-- Element data from apps and pages --
# # # #

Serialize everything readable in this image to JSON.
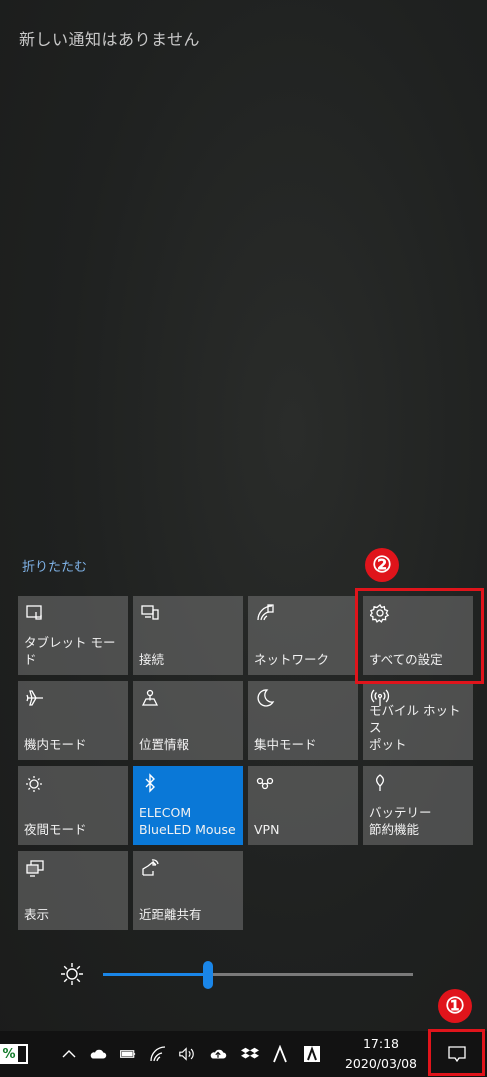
{
  "notifications": {
    "empty_text": "新しい通知はありません",
    "collapse_label": "折りたたむ"
  },
  "tiles": [
    {
      "label": "タブレット モード",
      "icon": "tablet-mode-icon",
      "active": false
    },
    {
      "label": "接続",
      "icon": "connect-icon",
      "active": false
    },
    {
      "label": "ネットワーク",
      "icon": "network-icon",
      "active": false
    },
    {
      "label": "すべての設定",
      "icon": "gear-icon",
      "active": false
    },
    {
      "label": "機内モード",
      "icon": "airplane-icon",
      "active": false
    },
    {
      "label": "位置情報",
      "icon": "location-icon",
      "active": false
    },
    {
      "label": "集中モード",
      "icon": "moon-icon",
      "active": false
    },
    {
      "label": "モバイル ホットス\nポット",
      "icon": "hotspot-icon",
      "active": false
    },
    {
      "label": "夜間モード",
      "icon": "night-light-icon",
      "active": false
    },
    {
      "label": "ELECOM\nBlueLED Mouse",
      "icon": "bluetooth-icon",
      "active": true
    },
    {
      "label": "VPN",
      "icon": "vpn-icon",
      "active": false
    },
    {
      "label": "バッテリー\n節約機能",
      "icon": "battery-saver-icon",
      "active": false
    },
    {
      "label": "表示",
      "icon": "project-icon",
      "active": false
    },
    {
      "label": "近距離共有",
      "icon": "nearby-share-icon",
      "active": false
    }
  ],
  "brightness": {
    "level": 0.34,
    "icon": "brightness-sun-icon"
  },
  "annotations": {
    "callout1": "①",
    "callout2": "②"
  },
  "taskbar": {
    "battery_percent_text": "%",
    "time": "17:18",
    "date": "2020/03/08",
    "tray_icons": [
      "chevron-up-icon",
      "onedrive-icon",
      "battery-icon",
      "wifi-icon",
      "volume-icon",
      "cloud-upload-icon",
      "dropbox-icon",
      "a-icon",
      "adobe-icon"
    ]
  },
  "colors": {
    "accent": "#0a78d7",
    "callout": "#e0141b",
    "link": "#7fb2e6"
  }
}
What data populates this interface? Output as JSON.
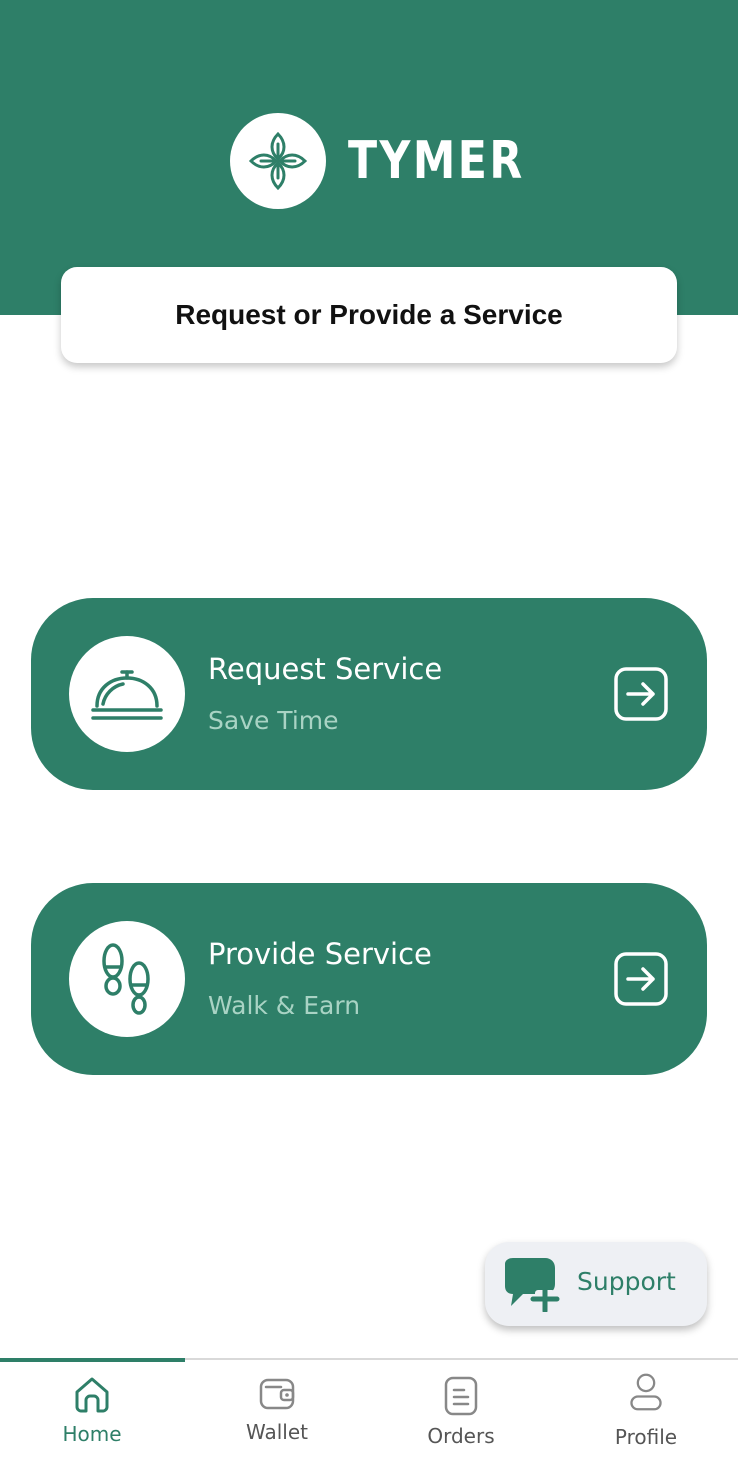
{
  "app": {
    "brand": "TYMER",
    "title": "Request or Provide a Service"
  },
  "colors": {
    "primary": "#2e7f68",
    "subtitle": "#a9d3c4",
    "white": "#ffffff",
    "support_bg": "#eef0f4"
  },
  "cards": [
    {
      "title": "Request Service",
      "subtitle": "Save Time",
      "icon": "cloche-icon",
      "action_icon": "arrow-right-square-icon"
    },
    {
      "title": "Provide Service",
      "subtitle": "Walk & Earn",
      "icon": "footprints-icon",
      "action_icon": "arrow-right-square-icon"
    }
  ],
  "support": {
    "label": "Support",
    "icon": "chat-plus-icon"
  },
  "nav": {
    "active": "Home",
    "items": [
      {
        "label": "Home",
        "icon": "home-icon"
      },
      {
        "label": "Wallet",
        "icon": "wallet-icon"
      },
      {
        "label": "Orders",
        "icon": "orders-icon"
      },
      {
        "label": "Profile",
        "icon": "profile-icon"
      }
    ]
  }
}
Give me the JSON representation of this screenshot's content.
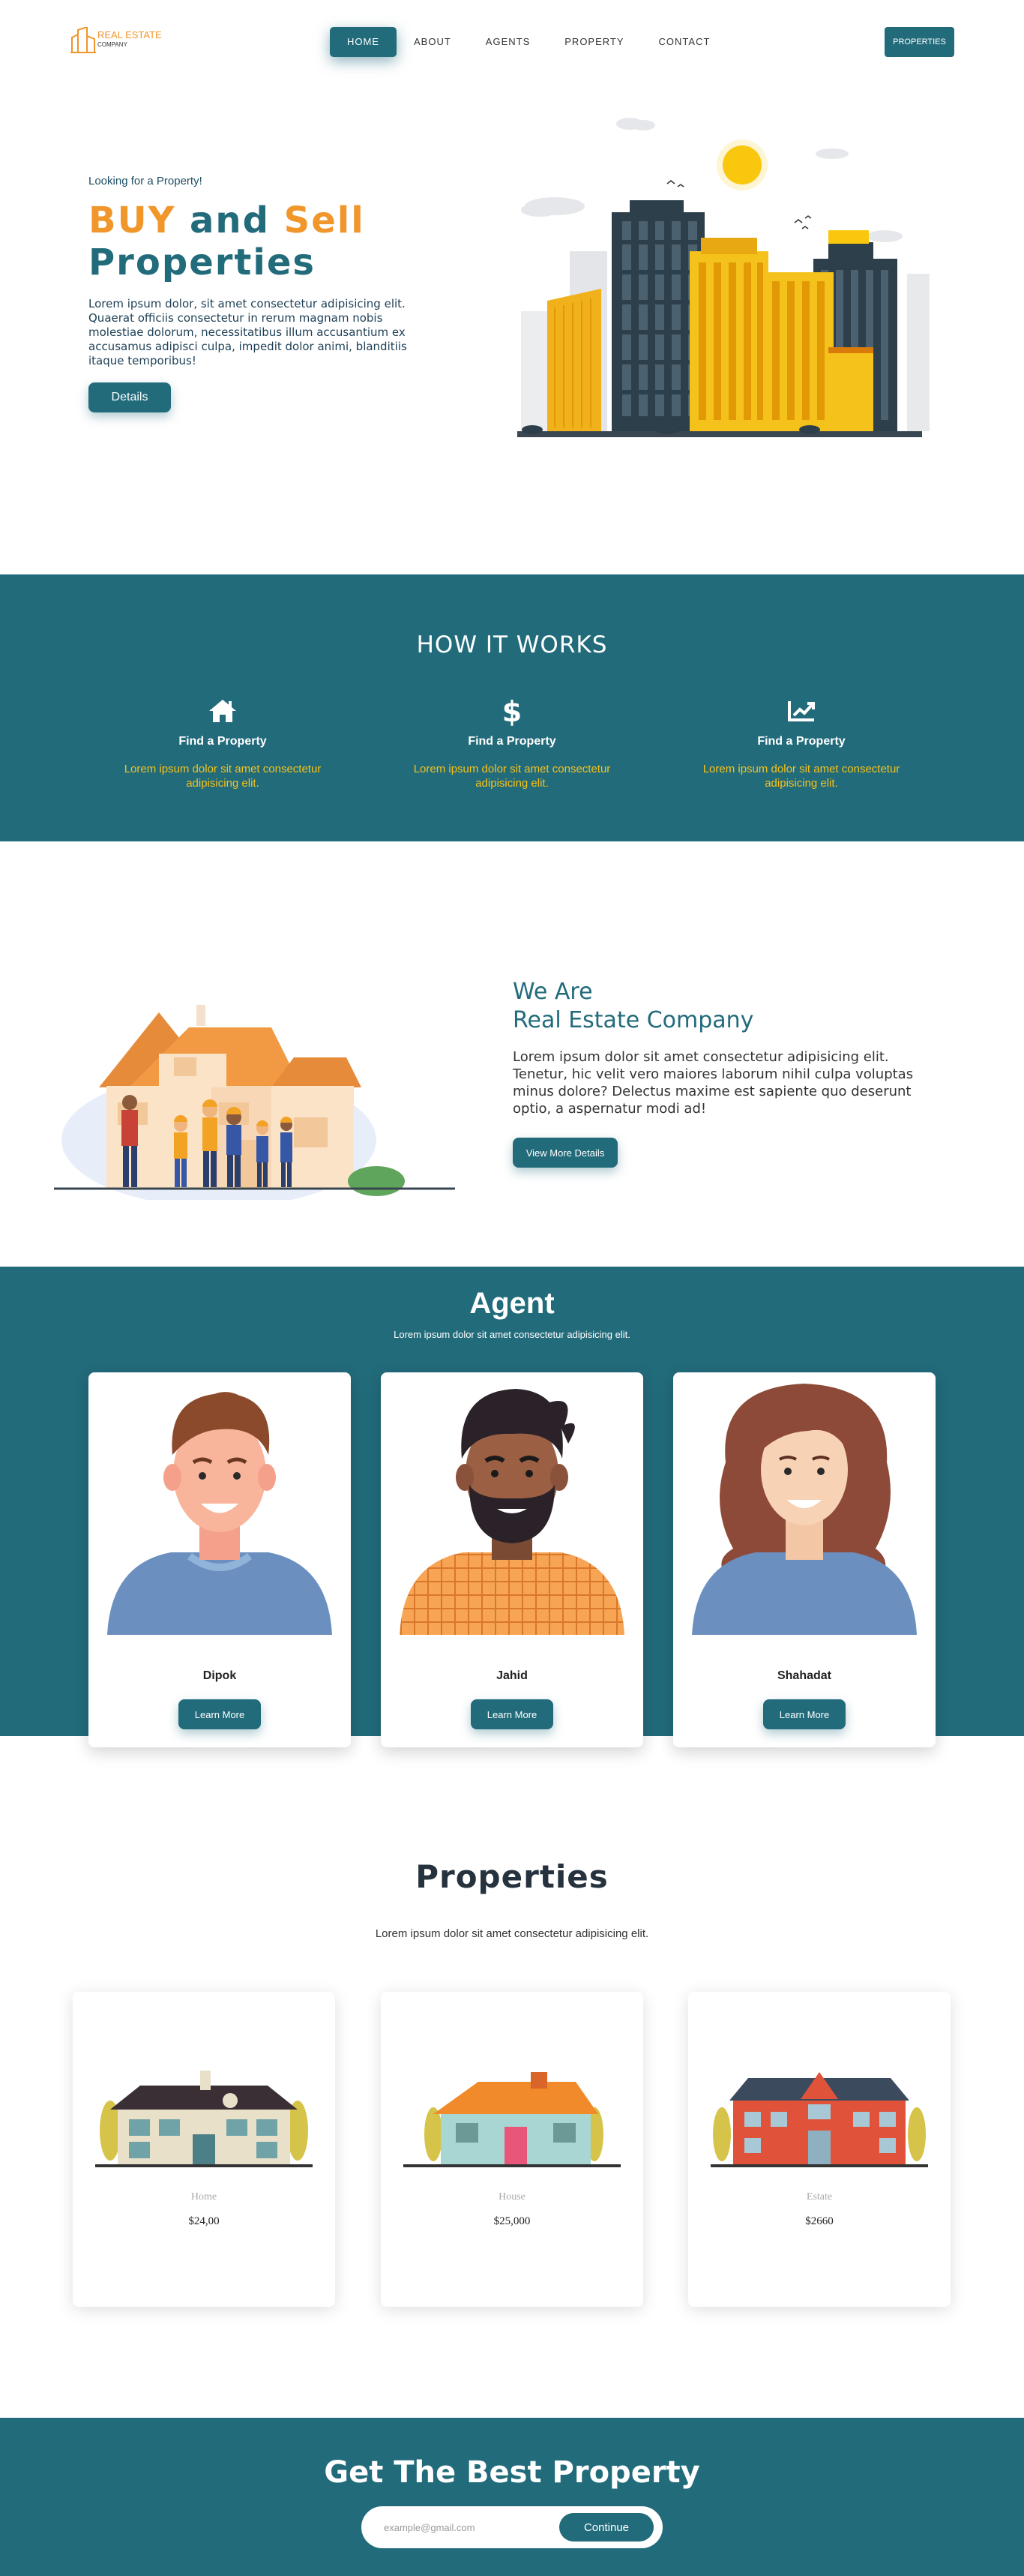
{
  "nav": {
    "logo_title": "REAL ESTATE",
    "logo_sub": "COMPANY",
    "items": [
      "HOME",
      "ABOUT",
      "AGENTS",
      "PROPERTY",
      "CONTACT"
    ],
    "cta": "PROPERTIES"
  },
  "hero": {
    "subtitle": "Looking for a Property!",
    "title_1": "BUY",
    "title_2": " and ",
    "title_3": "Sell",
    "title_4": "Properties",
    "body": "Lorem ipsum dolor, sit amet consectetur adipisicing elit. Quaerat officiis consectetur in rerum magnam nobis molestiae dolorum, necessitatibus illum accusantium ex accusamus adipisci culpa, impedit dolor animi, blanditiis itaque temporibus!",
    "button": "Details"
  },
  "how": {
    "title": "HOW IT WORKS",
    "items": [
      {
        "icon": "home-icon",
        "title": "Find a Property",
        "text": "Lorem ipsum dolor sit amet consectetur adipisicing elit."
      },
      {
        "icon": "dollar-icon",
        "title": "Find a Property",
        "text": "Lorem ipsum dolor sit amet consectetur adipisicing elit."
      },
      {
        "icon": "chart-icon",
        "title": "Find a Property",
        "text": "Lorem ipsum dolor sit amet consectetur adipisicing elit."
      }
    ]
  },
  "about": {
    "title_1": "We Are",
    "title_2": "Real Estate Company",
    "body": "Lorem ipsum dolor sit amet consectetur adipisicing elit. Tenetur, hic velit vero maiores laborum nihil culpa voluptas minus dolore? Delectus maxime est sapiente quo deserunt optio, a aspernatur modi ad!",
    "button": "View More Details"
  },
  "agents": {
    "title": "Agent",
    "subtitle": "Lorem ipsum dolor sit amet consectetur adipisicing elit.",
    "items": [
      {
        "name": "Dipok",
        "button": "Learn More"
      },
      {
        "name": "Jahid",
        "button": "Learn More"
      },
      {
        "name": "Shahadat",
        "button": "Learn More"
      }
    ]
  },
  "properties": {
    "title": "Properties",
    "subtitle": "Lorem ipsum dolor sit amet consectetur adipisicing elit.",
    "items": [
      {
        "type": "Home",
        "price": "$24,00"
      },
      {
        "type": "House",
        "price": "$25,000"
      },
      {
        "type": "Estate",
        "price": "$2660"
      }
    ]
  },
  "footer": {
    "title": "Get The Best Property",
    "email_placeholder": "example@gmail.com",
    "button": "Continue"
  },
  "colors": {
    "teal": "#226b7b",
    "orange": "#f0962b",
    "yellow": "#f5c21b"
  }
}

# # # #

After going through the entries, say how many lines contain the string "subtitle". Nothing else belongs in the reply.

6